WORK TO COMPLETE –
Write every line below out again exactly, images omitted.

AVAILABLE DATA –
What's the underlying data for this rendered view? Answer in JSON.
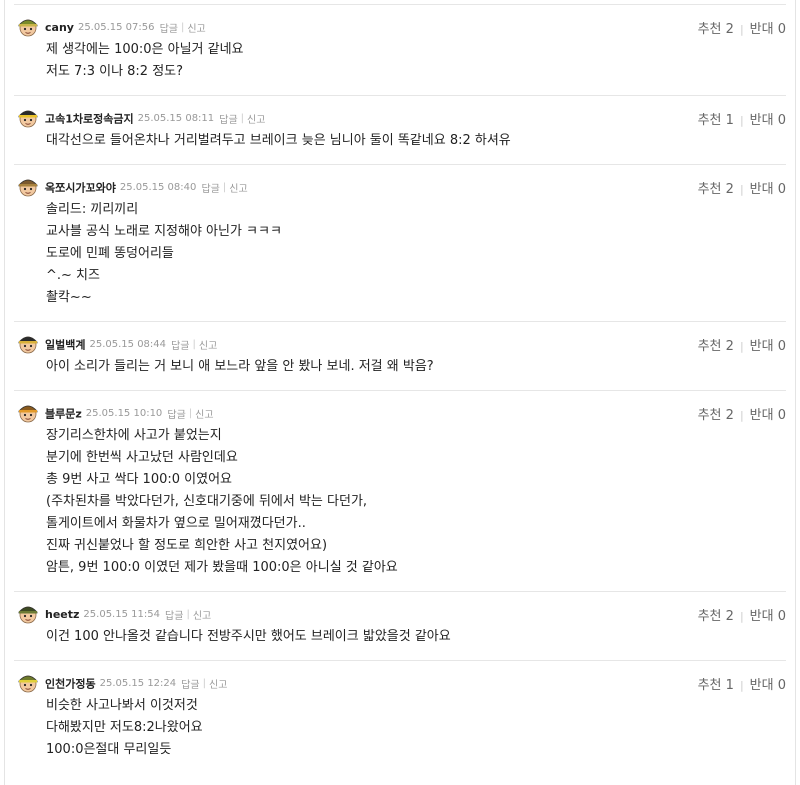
{
  "labels": {
    "reply": "답글",
    "report": "신고",
    "up": "추천",
    "down": "반대"
  },
  "comments": [
    {
      "nick": "cany",
      "date": "25.05.15 07:56",
      "up": "2",
      "down": "0",
      "avatar": "green-helmet-avatar-icon",
      "lines": [
        "제 생각에는 100:0은 아닐거 같네요",
        "저도 7:3 이나 8:2 정도?"
      ]
    },
    {
      "nick": "고속1차로정속금지",
      "date": "25.05.15 08:11",
      "up": "1",
      "down": "0",
      "avatar": "yellow-helmet-avatar-icon",
      "lines": [
        "대각선으로 들어온차나 거리벌려두고 브레이크 늦은 님니아 둘이 똑같네요 8:2 하셔유"
      ]
    },
    {
      "nick": "옥쪼시가꼬와야",
      "date": "25.05.15 08:40",
      "up": "2",
      "down": "0",
      "avatar": "brown-helmet-avatar-icon",
      "lines": [
        "솔리드: 끼리끼리",
        "교사블 공식 노래로 지정해야 아닌가 ㅋㅋㅋ",
        "도로에 민폐 똥덩어리들",
        "^.~ 치즈",
        "촬칵~~"
      ]
    },
    {
      "nick": "일벌백계",
      "date": "25.05.15 08:44",
      "up": "2",
      "down": "0",
      "avatar": "black-helmet-avatar-icon",
      "lines": [
        "아이 소리가 들리는 거 보니 애 보느라 앞을 안 봤나 보네. 저걸 왜 박음?"
      ]
    },
    {
      "nick": "블루문z",
      "date": "25.05.15 10:10",
      "up": "2",
      "down": "0",
      "avatar": "orange-helmet-avatar-icon",
      "lines": [
        "장기리스한차에 사고가 붙었는지",
        "분기에 한번씩 사고났던 사람인데요",
        "총 9번 사고 싹다 100:0 이였어요",
        "(주차된차를 박았다던가, 신호대기중에 뒤에서 박는 다던가,",
        "톨게이트에서 화물차가 옆으로 밀어재꼈다던가..",
        "진짜 귀신붙었나 할 정도로 희안한 사고 천지였어요)",
        "암튼, 9번 100:0 이였던 제가 봤을때 100:0은 아니실 것 같아요"
      ]
    },
    {
      "nick": "heetz",
      "date": "25.05.15 11:54",
      "up": "2",
      "down": "0",
      "avatar": "dark-green-helmet-avatar-icon",
      "lines": [
        "이건 100 안나올것 같습니다 전방주시만 했어도 브레이크 밟았을것 같아요"
      ]
    },
    {
      "nick": "인천가정동",
      "date": "25.05.15 12:24",
      "up": "1",
      "down": "0",
      "avatar": "striped-helmet-avatar-icon",
      "lines": [
        "비슷한 사고나봐서 이것저것",
        "다해봤지만 저도8:2나왔어요",
        "100:0은절대 무리일듯"
      ]
    }
  ]
}
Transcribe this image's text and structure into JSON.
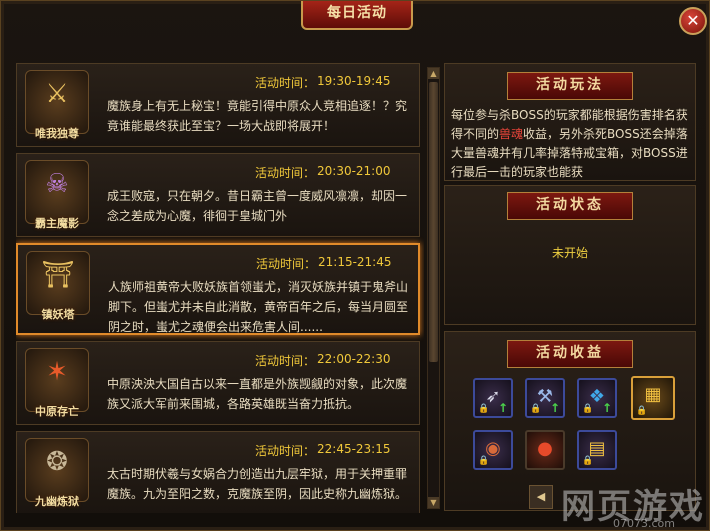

ANSWER TO THE PROBLEM –
What's the underlying data for this rendered view? Answer in JSON.
{
  "labels": {
    "reply": "답글",
    "report": "신고",
    "up": "추천",
    "down": "반대"
  },
  "comments": [
    {
      "nick": "cany",
      "date": "25.05.15 07:56",
      "up": "2",
      "down": "0",
      "avatar": "green-helmet-avatar-icon",
      "lines": [
        "제 생각에는 100:0은 아닐거 같네요",
        "저도 7:3 이나 8:2 정도?"
      ]
    },
    {
      "nick": "고속1차로정속금지",
      "date": "25.05.15 08:11",
      "up": "1",
      "down": "0",
      "avatar": "yellow-helmet-avatar-icon",
      "lines": [
        "대각선으로 들어온차나 거리벌려두고 브레이크 늦은 님니아 둘이 똑같네요 8:2 하셔유"
      ]
    },
    {
      "nick": "옥쪼시가꼬와야",
      "date": "25.05.15 08:40",
      "up": "2",
      "down": "0",
      "avatar": "brown-helmet-avatar-icon",
      "lines": [
        "솔리드: 끼리끼리",
        "교사블 공식 노래로 지정해야 아닌가 ㅋㅋㅋ",
        "도로에 민폐 똥덩어리들",
        "^.~ 치즈",
        "촬칵~~"
      ]
    },
    {
      "nick": "일벌백계",
      "date": "25.05.15 08:44",
      "up": "2",
      "down": "0",
      "avatar": "black-helmet-avatar-icon",
      "lines": [
        "아이 소리가 들리는 거 보니 애 보느라 앞을 안 봤나 보네. 저걸 왜 박음?"
      ]
    },
    {
      "nick": "블루문z",
      "date": "25.05.15 10:10",
      "up": "2",
      "down": "0",
      "avatar": "orange-helmet-avatar-icon",
      "lines": [
        "장기리스한차에 사고가 붙었는지",
        "분기에 한번씩 사고났던 사람인데요",
        "총 9번 사고 싹다 100:0 이였어요",
        "(주차된차를 박았다던가, 신호대기중에 뒤에서 박는 다던가,",
        "톨게이트에서 화물차가 옆으로 밀어재꼈다던가..",
        "진짜 귀신붙었나 할 정도로 희안한 사고 천지였어요)",
        "암튼, 9번 100:0 이였던 제가 봤을때 100:0은 아니실 것 같아요"
      ]
    },
    {
      "nick": "heetz",
      "date": "25.05.15 11:54",
      "up": "2",
      "down": "0",
      "avatar": "dark-green-helmet-avatar-icon",
      "lines": [
        "이건 100 안나올것 같습니다 전방주시만 했어도 브레이크 밟았을것 같아요"
      ]
    },
    {
      "nick": "인천가정동",
      "date": "25.05.15 12:24",
      "up": "1",
      "down": "0",
      "avatar": "striped-helmet-avatar-icon",
      "lines": [
        "비슷한 사고나봐서 이것저것",
        "다해봤지만 저도8:2나왔어요",
        "100:0은절대 무리일듯"
      ]
    }
  ]
}
Transcribe this image's text and structure into JSON.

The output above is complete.